The aviation sector has charted a course to decarbonize itself – and investors see opportunity. According to BNEF, startups with a focus on low-carbon aviation technology raised $4.6 billion in 2022, and another $1.21 billion was added to that tally in the first half of 2023.
Among venture capital and private equity investments, sustainable aviation fuel (SAF) startups have drawn the most attention. Power-to-Liquid technologies, which combine green hydrogen with CO2 to create synthetic kerosene, have received $592 million in funding since 2021, according to BNEF – 72% of all SAF investment and 40% of the aviation total.
It’s a step in the right direction when private markets recognize the profit potential of an innovation that could reduce CO2 emissions. But technological diversification will be necessary for the aviation sector to have any chance of achieving carbon neutrality in the coming decades.
Projections show that SAF investments are beginning to make a difference on the supply side. In 2022, according to BNEF’s Global Renewable Fuel Projects Tracker, jet fuel represented just over 8% of renewable fuel production capacity. By 2030, that number is projected to reach nearly 32% – a capacity of 6.46 billion gallons.
This shows that investment can move the sustainability needle. However, for alternative fuels to become an even larger part of the jet fuel mix will require supporting the next iteration of technologies beyond biogenic SAF.

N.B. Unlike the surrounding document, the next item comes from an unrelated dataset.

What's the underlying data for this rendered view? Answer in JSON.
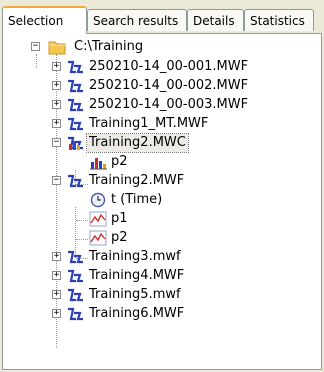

In the Sun-to-Liquid process, a mirror field concentrates sunlight at the top of a tower, where it is converted into high-temperature process heat that turns a carbon and a water source into synthesis gas. Liquefy that syngas and you have carbon-neutral kerosene made from concentrated sunlight.
With the right support, this nascent technology could be an economically and ecologically viable substitute for fossil fuels.
In the first half of 2023, global new investment in renewable energy reached $358 billion, a new high for any six-month period according to BNEF. Solar accounted for 43% of those investments. This is a good sign for the clean energy market broadly, but within the aviation industry, solar remains overlooked and underfunded.
Early-stage investments are crucial to driving down the price of SAFs and increasing their adoption. With venture capital and private equity focused on biogenic fuels, other players will need to step up.
Lufthansa Group has shown this commitment through its strategic collaboration with Synhelion, a producer of solar aviation fuel. As the Zurich-based startup scales production, with construction on an industrial plant in Germany underway, it can do so with the confidence that Swiss International Air Lines (SWISS) has committed to become the first commercial airline in the world to fly on solar fuel when it is available.
This partnership can inspire a chain reaction of support and excitement, helping to inform and inspire the industry as a whole. On the heels of a successful CHF 22 million ($24.86 million) funding round in 2022, Synhelion is looking to raise nine figures in 2024 – crucial funding that will help the company scale beyond Europe to become a global player in the SAF market.